Burt’s Bees Peach and Willowbark deep pore scrub has those little grains of ground peach stones that may not please everyone, but let me just say in its defence that it is amazing in buffing out the dead skin cells and I find that if I don’t apply too much pressure (duh), those grains are not at all aggressive. The formula of the scrub itself is really supple on the skin (with grape seed and coconut oils) and the Salicylic Acid in it (from the willowbark) really works as an anti-inflamatory to clear out any breakouts.
Avéne Cleanance Mask and Scrub is a two in one.
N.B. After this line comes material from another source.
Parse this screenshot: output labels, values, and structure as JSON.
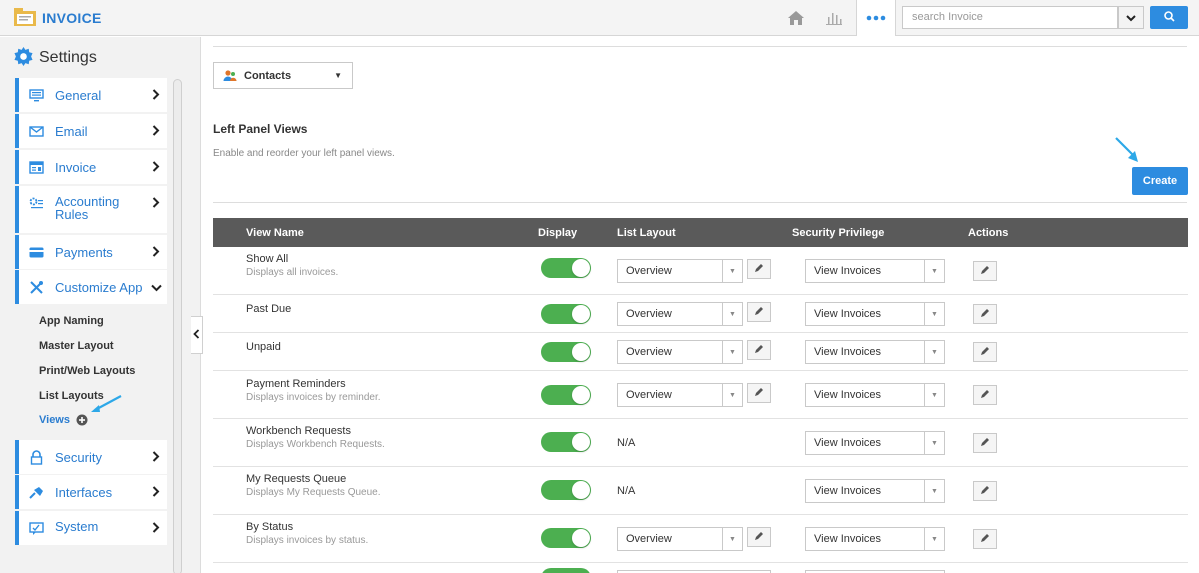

You apply it as a mask on dry skin, leave it in for 5 minutes, and then dampen your face and gently massage it onto the skin before rinsing. You can also use it solely as a scrub. It has a mix of AHA and BHA’s, which are those chemical exfoliants I told you about that deeply cleanse and exfoliate, AND it also has that kind of gritty texture that helps to release the dry patches off your skin. It is more for acne prone or oily skins, but used sparingly it is a beautiful all-rounder for any skin type.
Lush Ocean Salt is another tried and true facial scrub that just does what it says: massage it gently onto damp skin and it will take care of you dry patches. Just make sure — as with any other scrub — that you moisturise afterwards.
Chemical exfoliants are nothing you should be scared about: the amount of acid is nothing compared to the painful acid peels one gets to do in a dermatologist’s office, and some (like the ones I swear by) are gentle enough to use daily. They are amazing at speeding up the cell turnover, which makes them the best allies when it comes to deal with hiper-pigmentation and scarring.
My true love comes in a white and blue pot, and it’s the First Aid Beauty Facial Radiance Pads. These guys are super gentle (I never even experienced any tingling sensation on the first applications), and they can be underestimated because it feels like they’re doing nothing. You swipe a pad on your face, neck and chest and all the goodness that it is soaked in will do its thing in its own time. With continued usage, you’ll notice your hyper-pigmentation start to diminish, and your skin feels really plumped. It has the perfect trifecta: Glycolic, Lactic and Hyaluronic Acids, which not only act deeply to eliminate dead skin cells and improve cell turnover, but also to plump up the skin with a boost of not-at-all-greasy hydration.
It is perfect to use at nightime on itself, or (as I prefer it) to prepare the skin for your oils, serums and/or moisturisers.
On the other end of the acid-at-home spectrum (and in a bit of a mix between cleansing and treatment), comes Alpha-H Liquid Gold. I would strongly recommend this to those of you who suffer with severe hyper pigmentation and acne scarring, and also for more mature skin with sun damage. This is a mild — and safe — Glycolic Acid peel that you do at home. After cleansing, you apply a few drops of this liquidy serum on a cotton pad and just smear it on your face and neck. Yes, it tingles for a minute, but it is not that burning sensation you may be afraid of. They say it is safe to use even with active acne — I have and it’s all good —, but if you have very inflamed sensitive skin, please do a patch test first.
I use this as a treatment, so I apply it once every other night on its own (no moisturiser or serum), for about a month, and it’s incredible how it speeds up cell turnover and brightens the skin. My scarring subsides really quickly. Make sure to amp up your SPF when using this! — I prefer to make most of my “treatments” in the winter time just because it is far less likely to have aggressive sunlight around.
Phew, that was a long post… Any thoughts, doubts or tips, leave them in the comments! I’m preparing a skincare video soon!